■ **Exercise details**:
Write the entries out in full, matching them exactly.

■ **Exercise materials**:
+---+
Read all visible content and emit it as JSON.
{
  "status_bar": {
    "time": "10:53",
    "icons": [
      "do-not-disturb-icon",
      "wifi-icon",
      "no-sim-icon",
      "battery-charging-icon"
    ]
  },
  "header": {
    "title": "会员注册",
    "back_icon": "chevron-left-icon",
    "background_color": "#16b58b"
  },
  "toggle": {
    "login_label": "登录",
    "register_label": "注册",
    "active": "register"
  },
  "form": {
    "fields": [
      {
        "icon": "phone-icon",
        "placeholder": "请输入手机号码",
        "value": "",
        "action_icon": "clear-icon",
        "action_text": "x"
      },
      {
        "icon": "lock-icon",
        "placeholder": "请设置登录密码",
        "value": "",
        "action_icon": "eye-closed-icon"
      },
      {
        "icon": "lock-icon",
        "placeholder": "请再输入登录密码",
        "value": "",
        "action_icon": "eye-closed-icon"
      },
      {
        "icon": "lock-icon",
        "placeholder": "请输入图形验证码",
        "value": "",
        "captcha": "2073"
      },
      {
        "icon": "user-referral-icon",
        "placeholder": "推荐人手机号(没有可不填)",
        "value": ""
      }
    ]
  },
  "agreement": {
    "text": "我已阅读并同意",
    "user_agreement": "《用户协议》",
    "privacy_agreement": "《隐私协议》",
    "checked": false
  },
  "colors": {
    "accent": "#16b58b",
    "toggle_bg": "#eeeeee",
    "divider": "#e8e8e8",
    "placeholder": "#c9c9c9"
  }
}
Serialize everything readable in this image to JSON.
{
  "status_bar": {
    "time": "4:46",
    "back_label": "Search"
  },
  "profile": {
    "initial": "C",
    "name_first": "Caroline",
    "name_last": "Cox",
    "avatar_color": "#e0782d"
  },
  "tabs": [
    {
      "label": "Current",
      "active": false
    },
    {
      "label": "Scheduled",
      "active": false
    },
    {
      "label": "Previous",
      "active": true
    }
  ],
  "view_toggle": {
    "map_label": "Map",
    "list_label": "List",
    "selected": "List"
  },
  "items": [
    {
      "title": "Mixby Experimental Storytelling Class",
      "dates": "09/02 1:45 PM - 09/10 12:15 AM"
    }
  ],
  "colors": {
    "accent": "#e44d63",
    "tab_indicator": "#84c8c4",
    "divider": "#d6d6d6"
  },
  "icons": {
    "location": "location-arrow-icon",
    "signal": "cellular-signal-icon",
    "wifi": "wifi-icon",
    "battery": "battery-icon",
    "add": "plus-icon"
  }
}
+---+
■ **Solution to the problem**:
Read all visible content and emit it as JSON.
{
  "status_bar": {
    "time": "10:53",
    "icons": [
      "do-not-disturb-icon",
      "wifi-icon",
      "no-sim-icon",
      "battery-charging-icon"
    ]
  },
  "header": {
    "title": "会员注册",
    "back_icon": "chevron-left-icon",
    "background_color": "#16b58b"
  },
  "toggle": {
    "login_label": "登录",
    "register_label": "注册",
    "active": "register"
  },
  "form": {
    "fields": [
      {
        "icon": "phone-icon",
        "placeholder": "请输入手机号码",
        "value": "",
        "action_icon": "clear-icon",
        "action_text": "x"
      },
      {
        "icon": "lock-icon",
        "placeholder": "请设置登录密码",
        "value": "",
        "action_icon": "eye-closed-icon"
      },
      {
        "icon": "lock-icon",
        "placeholder": "请再输入登录密码",
        "value": "",
        "action_icon": "eye-closed-icon"
      },
      {
        "icon": "lock-icon",
        "placeholder": "请输入图形验证码",
        "value": "",
        "captcha": "2073"
      },
      {
        "icon": "user-referral-icon",
        "placeholder": "推荐人手机号(没有可不填)",
        "value": ""
      }
    ]
  },
  "agreement": {
    "text": "我已阅读并同意",
    "user_agreement": "《用户协议》",
    "privacy_agreement": "《隐私协议》",
    "checked": false
  },
  "colors": {
    "accent": "#16b58b",
    "toggle_bg": "#eeeeee",
    "divider": "#e8e8e8",
    "placeholder": "#c9c9c9"
  }
}
Serialize everything readable in this image to JSON.
{
  "status_bar": {
    "time": "4:46",
    "back_label": "Search"
  },
  "profile": {
    "initial": "C",
    "name_first": "Caroline",
    "name_last": "Cox",
    "avatar_color": "#e0782d"
  },
  "tabs": [
    {
      "label": "Current",
      "active": false
    },
    {
      "label": "Scheduled",
      "active": false
    },
    {
      "label": "Previous",
      "active": true
    }
  ],
  "view_toggle": {
    "map_label": "Map",
    "list_label": "List",
    "selected": "List"
  },
  "items": [
    {
      "title": "Mixby Experimental Storytelling Class",
      "dates": "09/02 1:45 PM - 09/10 12:15 AM"
    }
  ],
  "colors": {
    "accent": "#e44d63",
    "tab_indicator": "#84c8c4",
    "divider": "#d6d6d6"
  },
  "icons": {
    "location": "location-arrow-icon",
    "signal": "cellular-signal-icon",
    "wifi": "wifi-icon",
    "battery": "battery-icon",
    "add": "plus-icon"
  }
}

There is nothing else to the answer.